WORK REQUEST
Work out how many lines in the listing below include the word "kind". Give nothing but the number.
▬▬▬
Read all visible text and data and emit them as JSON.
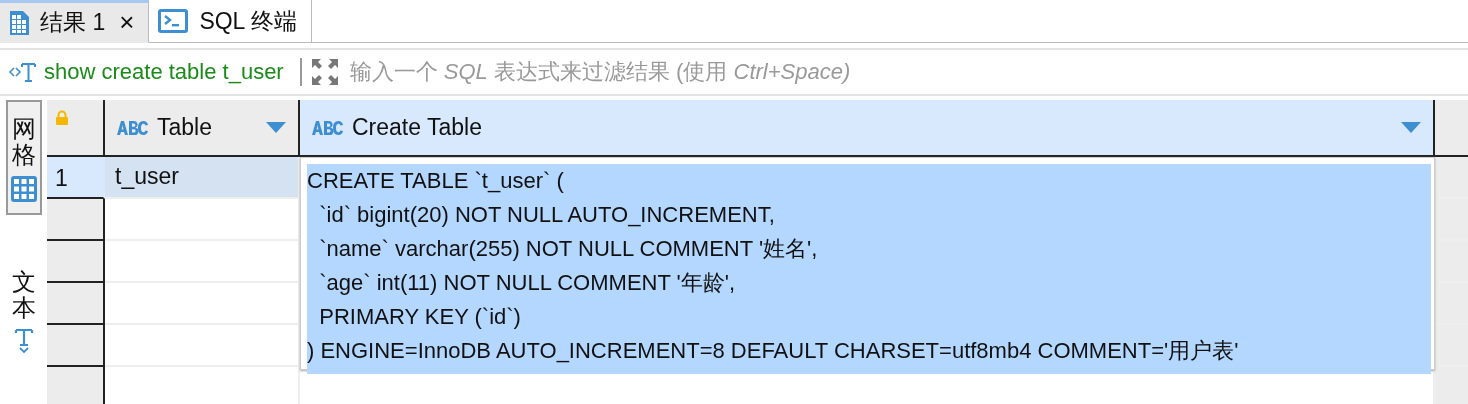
{
  "tabs": [
    {
      "label": "结果 1",
      "kind": "results",
      "selected": true,
      "close": "×"
    },
    {
      "label": "SQL 终端",
      "kind": "terminal",
      "selected": false
    }
  ],
  "filter": {
    "query": "show create table t_user",
    "placeholder": "输入一个 *SQL* 表达式来过滤结果 (使用 *Ctrl+Space)*"
  },
  "view_switcher": [
    {
      "label": "网格",
      "kind": "grid",
      "selected": true
    },
    {
      "label": "文本",
      "kind": "text",
      "selected": false
    }
  ],
  "table": {
    "columns": [
      {
        "label": "Table",
        "selected": false
      },
      {
        "label": "Create Table",
        "selected": true
      }
    ],
    "rows": [
      {
        "number": "1",
        "table": "t_user",
        "selected": true,
        "create_table": {
          "text_selected": true,
          "lines": [
            "CREATE TABLE `t_user` (",
            "  `id` bigint(20) NOT NULL AUTO_INCREMENT,",
            "  `name` varchar(255) NOT NULL COMMENT '姓名',",
            "  `age` int(11) NOT NULL COMMENT '年龄',",
            "  PRIMARY KEY (`id`)",
            ") ENGINE=InnoDB AUTO_INCREMENT=8 DEFAULT CHARSET=utf8mb4 COMMENT='用户表'"
          ]
        }
      }
    ]
  }
}
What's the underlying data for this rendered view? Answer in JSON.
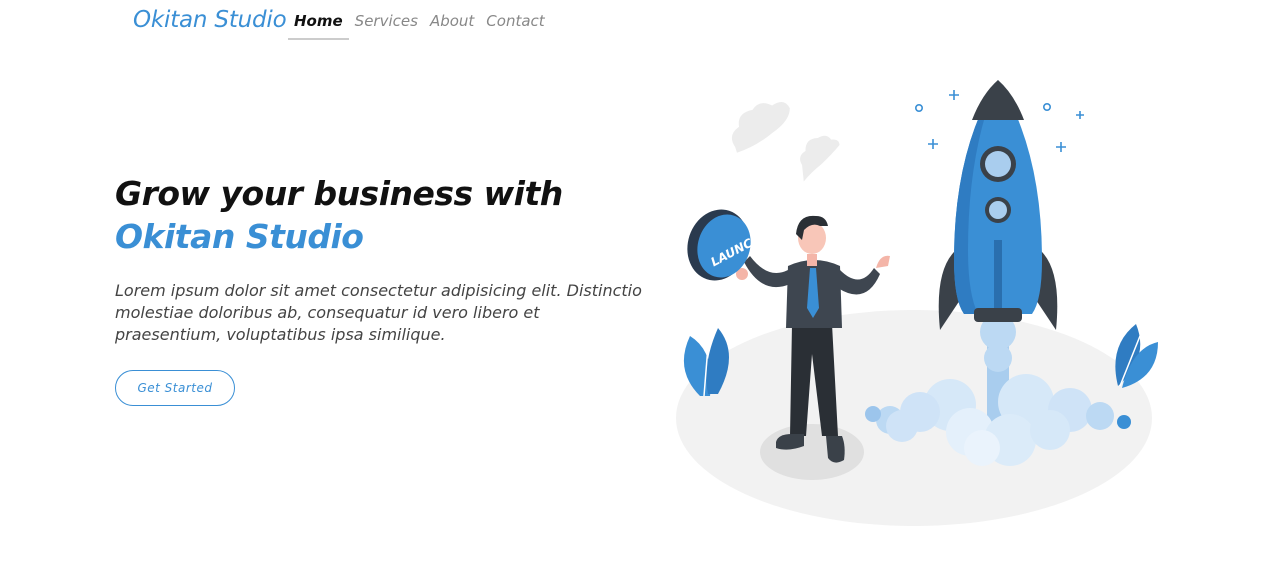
{
  "navbar": {
    "brand": "Okitan Studio",
    "links": [
      {
        "label": "Home",
        "active": true
      },
      {
        "label": "Services",
        "active": false
      },
      {
        "label": "About",
        "active": false
      },
      {
        "label": "Contact",
        "active": false
      }
    ]
  },
  "hero": {
    "title_line1": "Grow your business with",
    "title_line2": "Okitan Studio",
    "description": "Lorem ipsum dolor sit amet consectetur adipisicing elit. Distinctio molestiae doloribus ab, consequatur id vero libero et praesentium, voluptatibus ipsa similique.",
    "cta_label": "Get Started"
  },
  "illustration": {
    "button_text": "LAUNCH",
    "icon": "rocket-launch-illustration"
  },
  "colors": {
    "accent": "#3a8fd5",
    "text_dark": "#111111",
    "text_muted": "#888888"
  }
}
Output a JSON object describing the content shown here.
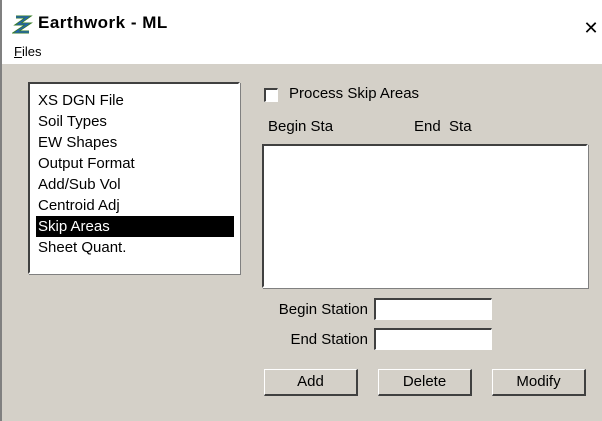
{
  "window": {
    "title": "Earthwork - ML",
    "close_glyph": "✕"
  },
  "menubar": {
    "files_mnemonic": "F",
    "files_rest": "iles"
  },
  "sidebar": {
    "items": [
      {
        "label": "XS DGN File"
      },
      {
        "label": "Soil Types"
      },
      {
        "label": "EW Shapes"
      },
      {
        "label": "Output Format"
      },
      {
        "label": "Add/Sub Vol"
      },
      {
        "label": "Centroid Adj"
      },
      {
        "label": "Skip Areas",
        "selected": true
      },
      {
        "label": "Sheet Quant."
      }
    ]
  },
  "skip_areas": {
    "process_checkbox": {
      "label": "Process Skip Areas",
      "checked": false
    },
    "columns": {
      "begin": "Begin Sta",
      "end": "End  Sta"
    },
    "rows": [],
    "begin_station": {
      "label": "Begin Station",
      "value": ""
    },
    "end_station": {
      "label": "End Station",
      "value": ""
    },
    "buttons": {
      "add": "Add",
      "delete": "Delete",
      "modify": "Modify"
    }
  },
  "colors": {
    "dialog_bg": "#d4d0c8",
    "selection_bg": "#000000",
    "icon_green": "#3a7d2a"
  },
  "icons": {
    "app": "bentley-b-icon"
  }
}
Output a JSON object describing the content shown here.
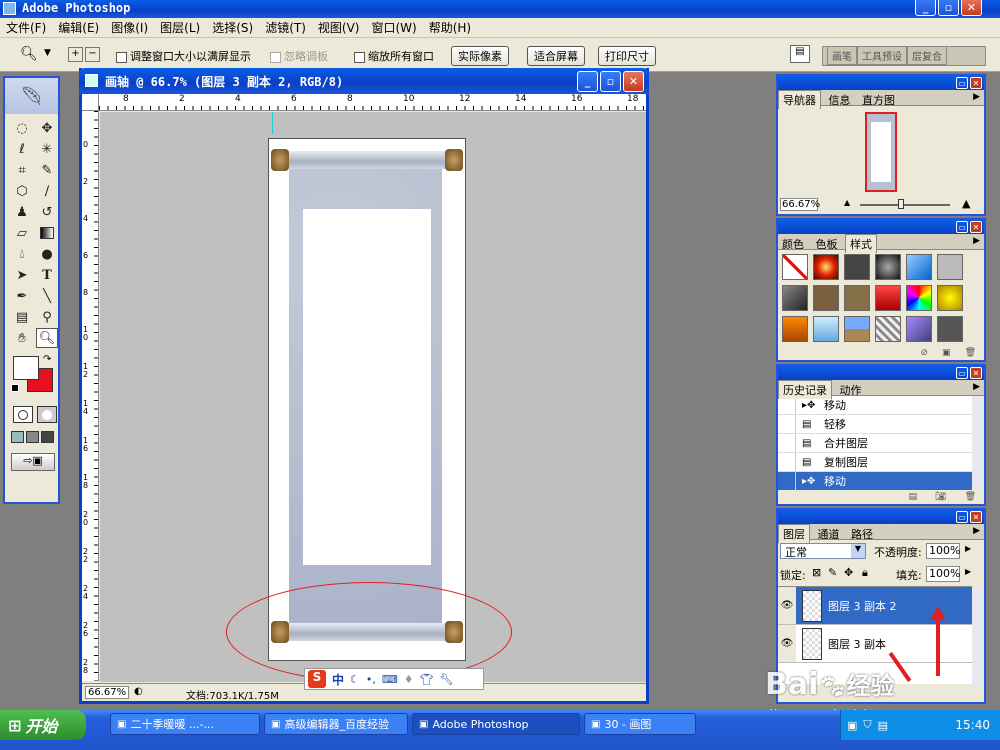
{
  "app": {
    "title": "Adobe Photoshop"
  },
  "menu": [
    "文件(F)",
    "编辑(E)",
    "图像(I)",
    "图层(L)",
    "选择(S)",
    "滤镜(T)",
    "视图(V)",
    "窗口(W)",
    "帮助(H)"
  ],
  "options": {
    "resize_window": "调整窗口大小以满屏显示",
    "ignore_palettes": "忽略调板",
    "zoom_all": "缩放所有窗口",
    "actual_pixels": "实际像素",
    "fit_screen": "适合屏幕",
    "print_size": "打印尺寸",
    "well_tabs": [
      "画笔",
      "工具预设",
      "层复合"
    ]
  },
  "document": {
    "title": "画轴 @ 66.7% (图层 3 副本 2, RGB/8)",
    "zoom": "66.67%",
    "doc_size": "文档:703.1K/1.75M",
    "ruler_h": [
      "8",
      "2",
      "4",
      "6",
      "8",
      "10",
      "12",
      "14",
      "16",
      "18"
    ],
    "ruler_v": [
      "0",
      "2",
      "4",
      "6",
      "8",
      "1 0",
      "1 2",
      "1 4",
      "1 6",
      "1 8",
      "2 0",
      "2 2",
      "2 4",
      "2 6",
      "2 8"
    ]
  },
  "navigator": {
    "tabs": [
      "导航器",
      "信息",
      "直方图"
    ],
    "zoom": "66.67%"
  },
  "swatches": {
    "tabs": [
      "颜色",
      "色板",
      "样式"
    ]
  },
  "history": {
    "tabs": [
      "历史记录",
      "动作"
    ],
    "items": [
      {
        "label": "移动",
        "icon": "move-tool-icon"
      },
      {
        "label": "轻移",
        "icon": "document-icon"
      },
      {
        "label": "合并图层",
        "icon": "document-icon"
      },
      {
        "label": "复制图层",
        "icon": "document-icon"
      },
      {
        "label": "移动",
        "icon": "move-tool-icon",
        "selected": true
      }
    ]
  },
  "layers": {
    "tabs": [
      "图层",
      "通道",
      "路径"
    ],
    "blend_mode": "正常",
    "opacity_label": "不透明度:",
    "opacity": "100%",
    "lock_label": "锁定:",
    "fill_label": "填充:",
    "fill": "100%",
    "items": [
      {
        "name": "图层 3 副本 2",
        "selected": true
      },
      {
        "name": "图层 3 副本",
        "selected": false
      }
    ]
  },
  "ime": {
    "label": "中"
  },
  "taskbar": {
    "start": "开始",
    "buttons": [
      "二十季暖暖 ...-...",
      "高级编辑器_百度经验",
      "Adobe Photoshop",
      "30 - 画图"
    ],
    "clock": "15:40"
  },
  "watermark": {
    "text1": "Bai",
    "text2": "经验",
    "url": "jingyan.baidu.com"
  },
  "colors": {
    "xp_blue": "#0a3fc6",
    "foreground": "#ffffff",
    "background": "#e8101c",
    "annotation": "#e02020"
  }
}
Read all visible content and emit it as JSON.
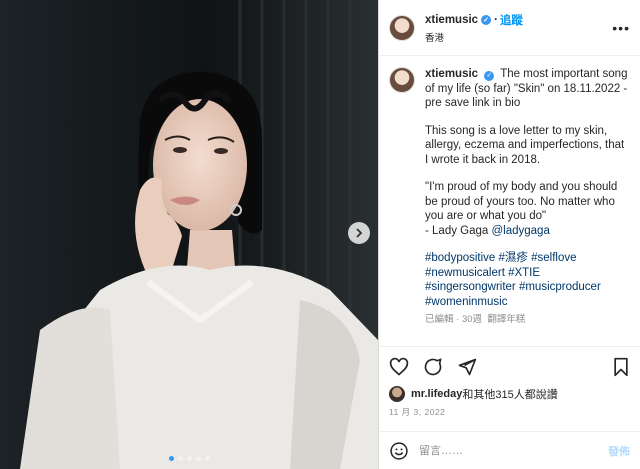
{
  "header": {
    "username": "xtiemusic",
    "follow_label": "追蹤",
    "location": "香港",
    "more_icon": "more-horizontal-icon"
  },
  "caption": {
    "username": "xtiemusic",
    "line1": "The most important song of my life (so far) \"Skin\" on 18.11.2022 - pre save link in bio",
    "paragraph2": "This song is a love letter to my skin, allergy, eczema and imperfections, that I wrote it back in 2018.",
    "quote": "\"I'm proud of my body and you should be proud of yours too. No matter who you are or what you do\"",
    "attribution": "- Lady Gaga ",
    "mention": "@ladygaga",
    "hashtags": "#bodypositive #濕疹 #selflove #newmusicalert #XTIE #singersongwriter #musicproducer #womeninmusic",
    "edited": "已編輯",
    "age": "30週",
    "translate": "翻譯年糕"
  },
  "actions": {
    "like": "heart-icon",
    "comment": "comment-icon",
    "share": "send-icon",
    "save": "bookmark-icon"
  },
  "likes": {
    "user": "mr.lifeday",
    "rest": "和其他315人都說讚"
  },
  "date": "11 月 3, 2022",
  "comment": {
    "placeholder": "留言……",
    "post_label": "發佈"
  },
  "carousel": {
    "slides": 5,
    "active": 0
  }
}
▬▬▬
ANSWER SPACE
4